--- START ---
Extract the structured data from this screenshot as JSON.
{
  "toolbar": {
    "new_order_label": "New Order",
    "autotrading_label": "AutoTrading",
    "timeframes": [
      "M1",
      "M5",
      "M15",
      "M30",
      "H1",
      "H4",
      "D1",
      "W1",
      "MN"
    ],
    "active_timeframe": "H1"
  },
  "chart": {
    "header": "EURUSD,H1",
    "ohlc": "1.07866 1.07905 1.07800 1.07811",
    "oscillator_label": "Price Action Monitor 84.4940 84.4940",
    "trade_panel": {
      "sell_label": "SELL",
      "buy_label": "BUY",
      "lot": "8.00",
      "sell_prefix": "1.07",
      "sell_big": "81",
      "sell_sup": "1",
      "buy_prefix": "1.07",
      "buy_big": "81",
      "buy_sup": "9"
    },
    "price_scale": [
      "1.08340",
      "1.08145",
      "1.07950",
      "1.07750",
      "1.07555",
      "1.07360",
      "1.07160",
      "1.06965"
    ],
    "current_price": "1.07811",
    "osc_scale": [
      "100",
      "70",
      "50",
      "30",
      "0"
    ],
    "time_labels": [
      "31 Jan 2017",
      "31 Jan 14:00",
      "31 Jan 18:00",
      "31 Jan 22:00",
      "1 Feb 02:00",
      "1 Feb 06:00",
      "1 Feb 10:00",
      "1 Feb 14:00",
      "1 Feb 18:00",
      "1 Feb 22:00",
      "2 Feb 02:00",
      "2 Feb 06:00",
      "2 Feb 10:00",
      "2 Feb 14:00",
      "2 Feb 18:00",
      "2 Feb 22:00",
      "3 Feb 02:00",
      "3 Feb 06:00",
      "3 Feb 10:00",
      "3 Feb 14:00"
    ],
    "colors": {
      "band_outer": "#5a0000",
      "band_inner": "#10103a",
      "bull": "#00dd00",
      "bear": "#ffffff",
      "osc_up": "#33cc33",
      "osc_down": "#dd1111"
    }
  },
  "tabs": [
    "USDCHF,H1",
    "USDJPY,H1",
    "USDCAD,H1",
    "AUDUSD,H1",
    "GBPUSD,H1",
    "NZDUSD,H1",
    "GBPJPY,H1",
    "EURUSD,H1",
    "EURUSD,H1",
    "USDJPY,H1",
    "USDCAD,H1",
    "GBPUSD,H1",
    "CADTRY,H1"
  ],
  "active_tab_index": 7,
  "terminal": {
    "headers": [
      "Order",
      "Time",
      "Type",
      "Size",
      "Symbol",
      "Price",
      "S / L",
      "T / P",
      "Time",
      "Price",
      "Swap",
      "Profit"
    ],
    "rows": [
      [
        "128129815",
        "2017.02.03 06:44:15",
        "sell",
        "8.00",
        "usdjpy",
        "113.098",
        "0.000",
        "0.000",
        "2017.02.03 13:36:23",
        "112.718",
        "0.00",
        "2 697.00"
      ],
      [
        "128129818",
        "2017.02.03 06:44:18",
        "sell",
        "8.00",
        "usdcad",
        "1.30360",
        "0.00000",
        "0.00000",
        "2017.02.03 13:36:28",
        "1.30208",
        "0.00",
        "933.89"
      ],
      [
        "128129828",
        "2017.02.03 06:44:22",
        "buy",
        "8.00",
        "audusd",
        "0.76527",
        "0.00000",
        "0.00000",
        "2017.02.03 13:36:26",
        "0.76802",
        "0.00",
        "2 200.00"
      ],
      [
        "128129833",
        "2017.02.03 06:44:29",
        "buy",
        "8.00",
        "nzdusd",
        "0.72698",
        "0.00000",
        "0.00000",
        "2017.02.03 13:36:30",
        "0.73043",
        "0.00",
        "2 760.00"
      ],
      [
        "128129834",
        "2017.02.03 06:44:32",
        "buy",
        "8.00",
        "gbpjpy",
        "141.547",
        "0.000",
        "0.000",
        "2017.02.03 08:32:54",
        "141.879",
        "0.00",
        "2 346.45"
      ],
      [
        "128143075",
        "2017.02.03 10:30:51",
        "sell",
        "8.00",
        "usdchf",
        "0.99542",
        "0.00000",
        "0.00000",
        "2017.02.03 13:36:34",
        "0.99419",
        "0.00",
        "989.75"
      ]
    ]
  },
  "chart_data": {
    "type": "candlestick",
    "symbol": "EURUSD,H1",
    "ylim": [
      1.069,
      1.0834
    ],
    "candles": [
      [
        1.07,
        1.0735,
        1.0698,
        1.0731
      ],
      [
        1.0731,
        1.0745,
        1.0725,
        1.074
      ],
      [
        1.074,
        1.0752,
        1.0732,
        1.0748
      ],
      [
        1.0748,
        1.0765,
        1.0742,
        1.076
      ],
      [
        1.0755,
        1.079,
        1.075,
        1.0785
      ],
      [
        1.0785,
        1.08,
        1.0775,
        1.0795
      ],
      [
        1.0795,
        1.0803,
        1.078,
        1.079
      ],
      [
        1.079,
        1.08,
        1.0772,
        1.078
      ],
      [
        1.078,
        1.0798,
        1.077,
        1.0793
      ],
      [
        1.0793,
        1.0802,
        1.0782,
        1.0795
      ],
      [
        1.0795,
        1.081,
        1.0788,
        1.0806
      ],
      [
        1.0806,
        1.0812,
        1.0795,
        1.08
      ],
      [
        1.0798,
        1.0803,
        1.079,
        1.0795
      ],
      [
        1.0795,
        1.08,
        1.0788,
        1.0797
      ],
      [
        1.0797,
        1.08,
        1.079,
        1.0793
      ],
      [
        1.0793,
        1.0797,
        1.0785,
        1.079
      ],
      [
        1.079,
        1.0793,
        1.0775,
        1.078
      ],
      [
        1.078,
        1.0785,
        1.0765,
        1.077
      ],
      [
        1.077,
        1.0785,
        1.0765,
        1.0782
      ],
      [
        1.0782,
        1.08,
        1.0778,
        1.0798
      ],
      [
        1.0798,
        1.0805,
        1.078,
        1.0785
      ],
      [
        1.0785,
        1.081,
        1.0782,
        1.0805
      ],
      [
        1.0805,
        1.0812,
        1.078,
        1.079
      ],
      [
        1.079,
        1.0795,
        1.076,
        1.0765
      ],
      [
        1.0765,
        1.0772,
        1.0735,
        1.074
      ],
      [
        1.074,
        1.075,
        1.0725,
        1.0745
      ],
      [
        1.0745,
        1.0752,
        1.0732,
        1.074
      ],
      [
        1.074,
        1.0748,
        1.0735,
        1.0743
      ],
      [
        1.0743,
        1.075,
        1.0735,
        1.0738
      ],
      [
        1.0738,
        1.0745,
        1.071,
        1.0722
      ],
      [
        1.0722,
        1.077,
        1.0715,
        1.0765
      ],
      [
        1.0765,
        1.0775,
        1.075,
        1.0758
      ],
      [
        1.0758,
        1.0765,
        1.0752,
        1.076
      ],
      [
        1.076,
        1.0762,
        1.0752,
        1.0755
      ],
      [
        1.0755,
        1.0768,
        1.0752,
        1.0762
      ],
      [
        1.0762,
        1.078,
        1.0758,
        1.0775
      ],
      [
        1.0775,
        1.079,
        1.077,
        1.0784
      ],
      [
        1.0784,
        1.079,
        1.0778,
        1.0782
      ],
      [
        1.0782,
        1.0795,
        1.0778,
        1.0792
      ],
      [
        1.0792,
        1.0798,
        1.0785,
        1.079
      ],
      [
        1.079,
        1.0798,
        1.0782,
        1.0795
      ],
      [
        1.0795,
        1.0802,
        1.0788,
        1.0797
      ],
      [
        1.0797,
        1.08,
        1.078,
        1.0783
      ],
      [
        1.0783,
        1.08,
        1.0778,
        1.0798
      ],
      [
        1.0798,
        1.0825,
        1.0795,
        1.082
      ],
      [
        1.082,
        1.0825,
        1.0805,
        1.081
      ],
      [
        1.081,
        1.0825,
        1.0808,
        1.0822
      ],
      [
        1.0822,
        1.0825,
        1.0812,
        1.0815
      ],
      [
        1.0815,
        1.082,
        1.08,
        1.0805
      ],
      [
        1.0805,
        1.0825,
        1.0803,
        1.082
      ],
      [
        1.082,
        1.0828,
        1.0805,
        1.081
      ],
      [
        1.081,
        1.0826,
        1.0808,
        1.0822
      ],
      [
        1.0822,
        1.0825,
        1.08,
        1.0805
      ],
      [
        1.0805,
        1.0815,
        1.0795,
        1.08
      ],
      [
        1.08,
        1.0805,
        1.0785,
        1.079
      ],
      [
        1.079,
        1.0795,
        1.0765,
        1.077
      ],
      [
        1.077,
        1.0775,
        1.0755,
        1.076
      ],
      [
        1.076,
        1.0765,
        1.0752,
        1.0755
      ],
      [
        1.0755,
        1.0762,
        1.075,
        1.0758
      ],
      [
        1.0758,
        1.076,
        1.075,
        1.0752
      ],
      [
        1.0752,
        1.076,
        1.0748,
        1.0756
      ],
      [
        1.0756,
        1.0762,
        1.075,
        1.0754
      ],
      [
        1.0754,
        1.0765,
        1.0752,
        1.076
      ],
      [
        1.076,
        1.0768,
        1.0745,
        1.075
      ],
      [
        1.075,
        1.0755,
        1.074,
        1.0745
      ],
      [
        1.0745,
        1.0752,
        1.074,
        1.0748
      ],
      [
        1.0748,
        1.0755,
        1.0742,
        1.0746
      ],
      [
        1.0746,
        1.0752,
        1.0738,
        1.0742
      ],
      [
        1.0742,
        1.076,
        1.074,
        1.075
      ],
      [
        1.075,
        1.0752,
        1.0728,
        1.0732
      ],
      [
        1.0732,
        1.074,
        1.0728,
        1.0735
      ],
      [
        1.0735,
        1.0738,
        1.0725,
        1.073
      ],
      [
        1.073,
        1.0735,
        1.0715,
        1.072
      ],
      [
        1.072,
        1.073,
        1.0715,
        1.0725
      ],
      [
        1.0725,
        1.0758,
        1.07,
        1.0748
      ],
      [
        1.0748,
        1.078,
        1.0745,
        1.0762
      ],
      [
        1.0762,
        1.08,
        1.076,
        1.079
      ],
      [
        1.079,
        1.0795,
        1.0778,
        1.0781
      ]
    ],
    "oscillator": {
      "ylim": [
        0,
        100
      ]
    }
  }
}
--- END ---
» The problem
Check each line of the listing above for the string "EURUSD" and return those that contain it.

» Written response
    "header": "EURUSD,H1",
    "EURUSD,H1",
    "EURUSD,H1",
    "symbol": "EURUSD,H1",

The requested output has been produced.